The hospital originally scheduled an MRI. The confirmation letter we received shortly before the appointment date, however, said she would receive a CT scan. Upon further investigation, it was changed because Namine still has the omega loops for the palatal prosthetic. Because they’re made of metal, they would completely distort an MRI. Thus, the change to a CT.
Getting the CT scan
Because a CT can take some time, and six year olds are not known for their impressive patience, we had thought to have Namine sedated. We even told her so, which she was okay with. (I didn’t say “thrilled,” but she accepted it, and wouldn’t fight it.)
When the moment came, though, Namine said she would hold still and that she didn’t need to be sedated. The hospital staff looked to Jessica for a decision, who said she trusted Namine. She saw no harm in letting her go it sans drugs.
The other reason we’d thought Namine would have needed an IV — other than sedation, that is — is for contrast. But little did we know at the time (as we do now) that they don’t do contrast for head CT scans.
To the surprise of the hospital staff (but not us), Namine did fine. She held perfectly still during the scan, and was done in barely ten minutes.
Getting the results
We heard back from the Special Needs doctor the other day. The news was as straightforward as could be.
There was nothing new or alarming on Namine’s CT.

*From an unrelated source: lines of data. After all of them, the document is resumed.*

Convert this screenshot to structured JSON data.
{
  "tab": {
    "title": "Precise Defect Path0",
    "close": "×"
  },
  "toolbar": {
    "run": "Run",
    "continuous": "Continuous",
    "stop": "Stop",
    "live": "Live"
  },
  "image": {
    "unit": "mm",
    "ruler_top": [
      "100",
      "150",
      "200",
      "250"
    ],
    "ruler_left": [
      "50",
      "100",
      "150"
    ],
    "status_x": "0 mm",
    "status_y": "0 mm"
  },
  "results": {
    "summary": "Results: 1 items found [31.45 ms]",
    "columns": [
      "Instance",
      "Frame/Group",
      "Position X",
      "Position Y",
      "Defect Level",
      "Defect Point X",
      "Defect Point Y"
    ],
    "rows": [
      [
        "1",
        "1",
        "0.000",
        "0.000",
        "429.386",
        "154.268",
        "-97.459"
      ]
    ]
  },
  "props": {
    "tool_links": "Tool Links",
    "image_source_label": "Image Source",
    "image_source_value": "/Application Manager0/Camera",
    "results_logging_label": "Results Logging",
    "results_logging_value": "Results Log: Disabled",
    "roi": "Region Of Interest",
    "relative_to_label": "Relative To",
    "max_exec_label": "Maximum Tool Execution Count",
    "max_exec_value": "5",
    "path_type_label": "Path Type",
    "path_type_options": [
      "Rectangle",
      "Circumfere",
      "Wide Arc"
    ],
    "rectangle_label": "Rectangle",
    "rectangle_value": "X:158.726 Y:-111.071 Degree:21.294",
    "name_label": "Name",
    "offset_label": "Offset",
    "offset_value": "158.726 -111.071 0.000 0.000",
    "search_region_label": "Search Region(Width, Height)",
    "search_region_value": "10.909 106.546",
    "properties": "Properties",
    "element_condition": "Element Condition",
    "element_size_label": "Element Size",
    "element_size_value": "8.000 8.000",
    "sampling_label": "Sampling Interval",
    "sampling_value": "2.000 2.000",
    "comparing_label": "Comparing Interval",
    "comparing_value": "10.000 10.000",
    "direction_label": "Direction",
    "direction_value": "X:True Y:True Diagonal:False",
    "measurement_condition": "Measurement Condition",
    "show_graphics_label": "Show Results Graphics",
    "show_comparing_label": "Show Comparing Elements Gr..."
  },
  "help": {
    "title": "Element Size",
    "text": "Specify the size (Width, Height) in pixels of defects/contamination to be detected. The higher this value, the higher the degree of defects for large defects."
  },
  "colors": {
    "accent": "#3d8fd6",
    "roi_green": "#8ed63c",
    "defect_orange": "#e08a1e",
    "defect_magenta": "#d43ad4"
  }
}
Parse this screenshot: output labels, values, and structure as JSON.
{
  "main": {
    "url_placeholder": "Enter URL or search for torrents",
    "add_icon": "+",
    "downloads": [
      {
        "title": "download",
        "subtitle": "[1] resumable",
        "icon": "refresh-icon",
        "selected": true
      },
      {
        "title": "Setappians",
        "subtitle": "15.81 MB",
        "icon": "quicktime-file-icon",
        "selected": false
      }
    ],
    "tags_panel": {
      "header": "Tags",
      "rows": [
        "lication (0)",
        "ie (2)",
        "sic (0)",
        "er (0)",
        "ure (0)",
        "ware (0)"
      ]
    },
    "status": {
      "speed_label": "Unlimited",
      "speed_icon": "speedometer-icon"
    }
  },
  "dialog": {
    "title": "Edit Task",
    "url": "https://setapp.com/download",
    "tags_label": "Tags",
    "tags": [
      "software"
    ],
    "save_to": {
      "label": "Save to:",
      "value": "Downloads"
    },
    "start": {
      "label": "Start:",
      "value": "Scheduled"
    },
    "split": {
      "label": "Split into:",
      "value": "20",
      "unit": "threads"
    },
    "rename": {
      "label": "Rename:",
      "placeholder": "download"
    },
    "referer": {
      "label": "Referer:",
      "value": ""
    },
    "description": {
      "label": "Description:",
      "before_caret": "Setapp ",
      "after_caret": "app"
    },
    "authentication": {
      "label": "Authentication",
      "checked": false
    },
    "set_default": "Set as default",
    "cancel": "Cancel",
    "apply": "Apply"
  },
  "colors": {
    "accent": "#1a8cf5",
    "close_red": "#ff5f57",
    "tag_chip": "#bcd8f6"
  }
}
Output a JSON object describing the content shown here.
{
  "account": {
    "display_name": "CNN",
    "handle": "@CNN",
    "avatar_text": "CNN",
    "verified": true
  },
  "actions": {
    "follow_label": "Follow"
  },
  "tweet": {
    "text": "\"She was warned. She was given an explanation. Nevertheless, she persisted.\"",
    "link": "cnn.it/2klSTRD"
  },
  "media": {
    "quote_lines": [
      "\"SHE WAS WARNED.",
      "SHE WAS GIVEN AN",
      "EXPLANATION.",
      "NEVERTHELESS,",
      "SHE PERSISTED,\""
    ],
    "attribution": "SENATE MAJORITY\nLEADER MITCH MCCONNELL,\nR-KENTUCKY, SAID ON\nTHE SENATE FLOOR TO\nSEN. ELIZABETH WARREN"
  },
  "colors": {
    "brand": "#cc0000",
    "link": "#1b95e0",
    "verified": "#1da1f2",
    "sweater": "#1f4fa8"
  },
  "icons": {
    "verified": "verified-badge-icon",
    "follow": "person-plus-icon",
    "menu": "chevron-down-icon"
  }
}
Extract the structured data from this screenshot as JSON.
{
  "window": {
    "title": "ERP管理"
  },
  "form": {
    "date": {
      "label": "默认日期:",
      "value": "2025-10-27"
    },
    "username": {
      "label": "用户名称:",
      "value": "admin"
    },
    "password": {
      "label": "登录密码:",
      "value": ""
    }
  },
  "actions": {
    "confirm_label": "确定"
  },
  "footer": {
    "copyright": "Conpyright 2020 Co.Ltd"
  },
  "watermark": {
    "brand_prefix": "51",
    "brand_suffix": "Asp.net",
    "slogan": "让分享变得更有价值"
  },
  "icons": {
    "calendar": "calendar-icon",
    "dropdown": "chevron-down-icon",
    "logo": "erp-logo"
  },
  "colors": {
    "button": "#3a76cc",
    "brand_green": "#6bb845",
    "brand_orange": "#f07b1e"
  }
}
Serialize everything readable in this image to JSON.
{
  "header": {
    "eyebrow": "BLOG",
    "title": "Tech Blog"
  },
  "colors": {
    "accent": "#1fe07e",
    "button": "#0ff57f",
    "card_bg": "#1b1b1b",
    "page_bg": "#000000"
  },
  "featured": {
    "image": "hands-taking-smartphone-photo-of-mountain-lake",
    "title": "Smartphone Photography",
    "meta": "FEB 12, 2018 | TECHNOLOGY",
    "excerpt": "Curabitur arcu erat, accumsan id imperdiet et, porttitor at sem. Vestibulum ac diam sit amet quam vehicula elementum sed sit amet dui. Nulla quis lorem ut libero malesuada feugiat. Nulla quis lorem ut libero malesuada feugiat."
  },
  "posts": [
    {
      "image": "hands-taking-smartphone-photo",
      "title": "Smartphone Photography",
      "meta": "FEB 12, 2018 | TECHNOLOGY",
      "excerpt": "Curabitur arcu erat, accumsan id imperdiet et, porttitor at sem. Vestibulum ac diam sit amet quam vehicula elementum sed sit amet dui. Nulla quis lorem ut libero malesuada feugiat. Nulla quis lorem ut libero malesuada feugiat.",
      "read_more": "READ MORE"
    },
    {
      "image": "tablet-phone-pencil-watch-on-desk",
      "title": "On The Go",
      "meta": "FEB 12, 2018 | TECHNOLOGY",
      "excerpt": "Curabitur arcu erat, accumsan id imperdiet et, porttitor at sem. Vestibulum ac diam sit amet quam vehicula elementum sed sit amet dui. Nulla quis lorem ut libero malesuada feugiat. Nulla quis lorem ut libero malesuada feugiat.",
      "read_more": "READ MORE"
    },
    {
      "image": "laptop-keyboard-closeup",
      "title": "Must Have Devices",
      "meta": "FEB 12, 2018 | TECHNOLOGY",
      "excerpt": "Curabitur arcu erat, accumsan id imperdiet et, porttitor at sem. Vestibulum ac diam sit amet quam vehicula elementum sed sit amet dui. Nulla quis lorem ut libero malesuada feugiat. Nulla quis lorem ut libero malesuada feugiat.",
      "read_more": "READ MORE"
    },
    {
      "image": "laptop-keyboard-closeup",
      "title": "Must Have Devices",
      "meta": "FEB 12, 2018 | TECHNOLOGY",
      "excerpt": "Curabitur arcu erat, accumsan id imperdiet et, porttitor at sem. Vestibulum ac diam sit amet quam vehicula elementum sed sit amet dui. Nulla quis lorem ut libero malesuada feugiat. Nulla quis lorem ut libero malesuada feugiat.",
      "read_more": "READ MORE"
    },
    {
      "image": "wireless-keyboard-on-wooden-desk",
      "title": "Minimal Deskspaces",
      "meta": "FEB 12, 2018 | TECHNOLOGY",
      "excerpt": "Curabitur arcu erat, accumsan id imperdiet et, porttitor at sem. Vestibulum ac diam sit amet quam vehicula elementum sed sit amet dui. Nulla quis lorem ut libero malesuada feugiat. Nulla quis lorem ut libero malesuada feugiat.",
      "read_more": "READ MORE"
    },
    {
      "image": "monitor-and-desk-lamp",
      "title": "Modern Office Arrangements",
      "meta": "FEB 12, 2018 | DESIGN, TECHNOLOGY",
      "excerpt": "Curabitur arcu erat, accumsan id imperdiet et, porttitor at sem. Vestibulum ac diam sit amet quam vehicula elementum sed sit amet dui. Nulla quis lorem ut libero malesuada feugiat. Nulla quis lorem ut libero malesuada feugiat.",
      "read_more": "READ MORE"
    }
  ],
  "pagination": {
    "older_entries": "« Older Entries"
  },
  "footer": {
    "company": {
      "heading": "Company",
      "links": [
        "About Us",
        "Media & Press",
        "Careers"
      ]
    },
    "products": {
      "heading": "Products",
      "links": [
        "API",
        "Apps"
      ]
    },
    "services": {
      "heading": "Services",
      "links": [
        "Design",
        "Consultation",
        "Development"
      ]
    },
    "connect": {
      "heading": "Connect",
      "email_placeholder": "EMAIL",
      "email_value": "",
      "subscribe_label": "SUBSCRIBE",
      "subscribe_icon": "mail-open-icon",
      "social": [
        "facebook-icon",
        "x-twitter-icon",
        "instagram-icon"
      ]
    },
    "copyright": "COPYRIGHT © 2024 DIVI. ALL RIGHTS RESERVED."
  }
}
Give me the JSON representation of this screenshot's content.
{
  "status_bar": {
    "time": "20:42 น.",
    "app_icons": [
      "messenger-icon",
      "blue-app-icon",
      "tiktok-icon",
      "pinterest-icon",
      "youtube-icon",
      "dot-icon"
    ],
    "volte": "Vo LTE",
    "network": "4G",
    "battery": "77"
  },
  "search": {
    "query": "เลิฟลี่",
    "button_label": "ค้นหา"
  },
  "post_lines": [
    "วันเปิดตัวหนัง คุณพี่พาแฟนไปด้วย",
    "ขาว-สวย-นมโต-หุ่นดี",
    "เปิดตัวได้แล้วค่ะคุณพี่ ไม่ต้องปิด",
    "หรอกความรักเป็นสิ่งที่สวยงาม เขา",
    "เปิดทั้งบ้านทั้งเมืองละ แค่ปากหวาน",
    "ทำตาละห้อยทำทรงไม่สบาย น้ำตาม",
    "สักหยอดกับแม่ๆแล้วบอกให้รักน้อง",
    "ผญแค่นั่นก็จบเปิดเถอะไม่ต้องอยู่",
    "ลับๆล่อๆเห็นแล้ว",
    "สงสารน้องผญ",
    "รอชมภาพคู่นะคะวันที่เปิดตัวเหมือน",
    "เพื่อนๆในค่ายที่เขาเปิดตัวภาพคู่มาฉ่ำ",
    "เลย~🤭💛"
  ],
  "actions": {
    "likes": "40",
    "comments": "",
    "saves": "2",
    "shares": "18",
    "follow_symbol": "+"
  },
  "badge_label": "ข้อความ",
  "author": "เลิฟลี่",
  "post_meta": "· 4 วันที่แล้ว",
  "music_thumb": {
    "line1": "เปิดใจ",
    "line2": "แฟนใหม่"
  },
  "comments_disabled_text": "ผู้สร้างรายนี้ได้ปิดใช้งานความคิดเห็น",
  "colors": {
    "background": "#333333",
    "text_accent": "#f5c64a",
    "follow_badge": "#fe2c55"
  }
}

At face value, this is great news. On the other hand, we’re no closer to understanding why Namine gets headaches. The next step, then, is to schedule an appointment with the headache clinic.